-- Task statement --
Please reproduce the data in its entirety, word for word.

[Opening Data shown section]

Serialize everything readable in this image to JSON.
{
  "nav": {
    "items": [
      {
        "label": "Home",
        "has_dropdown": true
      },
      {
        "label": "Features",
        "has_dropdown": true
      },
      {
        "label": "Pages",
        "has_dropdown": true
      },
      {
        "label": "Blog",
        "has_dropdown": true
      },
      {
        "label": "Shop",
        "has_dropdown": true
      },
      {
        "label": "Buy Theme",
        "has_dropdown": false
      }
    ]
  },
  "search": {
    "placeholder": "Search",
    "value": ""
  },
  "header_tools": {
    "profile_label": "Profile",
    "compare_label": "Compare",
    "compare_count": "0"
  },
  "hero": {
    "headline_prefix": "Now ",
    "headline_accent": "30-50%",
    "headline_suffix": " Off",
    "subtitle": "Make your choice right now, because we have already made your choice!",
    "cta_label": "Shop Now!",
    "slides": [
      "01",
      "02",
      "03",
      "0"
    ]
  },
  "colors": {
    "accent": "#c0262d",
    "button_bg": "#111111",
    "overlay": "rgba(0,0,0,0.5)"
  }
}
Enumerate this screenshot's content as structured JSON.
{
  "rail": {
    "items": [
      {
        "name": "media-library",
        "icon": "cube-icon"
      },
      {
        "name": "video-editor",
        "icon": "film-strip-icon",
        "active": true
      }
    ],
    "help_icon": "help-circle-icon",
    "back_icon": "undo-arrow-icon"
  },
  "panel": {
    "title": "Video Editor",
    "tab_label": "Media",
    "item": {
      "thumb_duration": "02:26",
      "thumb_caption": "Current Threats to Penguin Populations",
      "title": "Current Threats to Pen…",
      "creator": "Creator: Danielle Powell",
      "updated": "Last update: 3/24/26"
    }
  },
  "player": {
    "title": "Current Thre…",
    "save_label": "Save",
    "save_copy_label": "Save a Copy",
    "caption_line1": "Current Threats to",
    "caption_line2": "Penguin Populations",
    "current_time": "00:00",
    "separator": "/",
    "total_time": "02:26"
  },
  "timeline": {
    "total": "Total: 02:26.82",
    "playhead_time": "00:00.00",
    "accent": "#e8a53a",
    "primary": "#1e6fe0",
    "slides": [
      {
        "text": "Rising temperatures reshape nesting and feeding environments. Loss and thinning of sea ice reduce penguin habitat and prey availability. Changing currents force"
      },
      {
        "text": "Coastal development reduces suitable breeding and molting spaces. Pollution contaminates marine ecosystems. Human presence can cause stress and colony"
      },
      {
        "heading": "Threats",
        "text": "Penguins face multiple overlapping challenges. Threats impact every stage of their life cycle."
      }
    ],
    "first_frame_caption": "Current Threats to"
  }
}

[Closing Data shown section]

-- Task result --
Serialize everything readable in this image to JSON.
{
  "nav": {
    "items": [
      {
        "label": "Home",
        "has_dropdown": true
      },
      {
        "label": "Features",
        "has_dropdown": true
      },
      {
        "label": "Pages",
        "has_dropdown": true
      },
      {
        "label": "Blog",
        "has_dropdown": true
      },
      {
        "label": "Shop",
        "has_dropdown": true
      },
      {
        "label": "Buy Theme",
        "has_dropdown": false
      }
    ]
  },
  "search": {
    "placeholder": "Search",
    "value": ""
  },
  "header_tools": {
    "profile_label": "Profile",
    "compare_label": "Compare",
    "compare_count": "0"
  },
  "hero": {
    "headline_prefix": "Now ",
    "headline_accent": "30-50%",
    "headline_suffix": " Off",
    "subtitle": "Make your choice right now, because we have already made your choice!",
    "cta_label": "Shop Now!",
    "slides": [
      "01",
      "02",
      "03",
      "0"
    ]
  },
  "colors": {
    "accent": "#c0262d",
    "button_bg": "#111111",
    "overlay": "rgba(0,0,0,0.5)"
  }
}
Enumerate this screenshot's content as structured JSON.
{
  "rail": {
    "items": [
      {
        "name": "media-library",
        "icon": "cube-icon"
      },
      {
        "name": "video-editor",
        "icon": "film-strip-icon",
        "active": true
      }
    ],
    "help_icon": "help-circle-icon",
    "back_icon": "undo-arrow-icon"
  },
  "panel": {
    "title": "Video Editor",
    "tab_label": "Media",
    "item": {
      "thumb_duration": "02:26",
      "thumb_caption": "Current Threats to Penguin Populations",
      "title": "Current Threats to Pen…",
      "creator": "Creator: Danielle Powell",
      "updated": "Last update: 3/24/26"
    }
  },
  "player": {
    "title": "Current Thre…",
    "save_label": "Save",
    "save_copy_label": "Save a Copy",
    "caption_line1": "Current Threats to",
    "caption_line2": "Penguin Populations",
    "current_time": "00:00",
    "separator": "/",
    "total_time": "02:26"
  },
  "timeline": {
    "total": "Total: 02:26.82",
    "playhead_time": "00:00.00",
    "accent": "#e8a53a",
    "primary": "#1e6fe0",
    "slides": [
      {
        "text": "Rising temperatures reshape nesting and feeding environments. Loss and thinning of sea ice reduce penguin habitat and prey availability. Changing currents force"
      },
      {
        "text": "Coastal development reduces suitable breeding and molting spaces. Pollution contaminates marine ecosystems. Human presence can cause stress and colony"
      },
      {
        "heading": "Threats",
        "text": "Penguins face multiple overlapping challenges. Threats impact every stage of their life cycle."
      }
    ],
    "first_frame_caption": "Current Threats to"
  }
}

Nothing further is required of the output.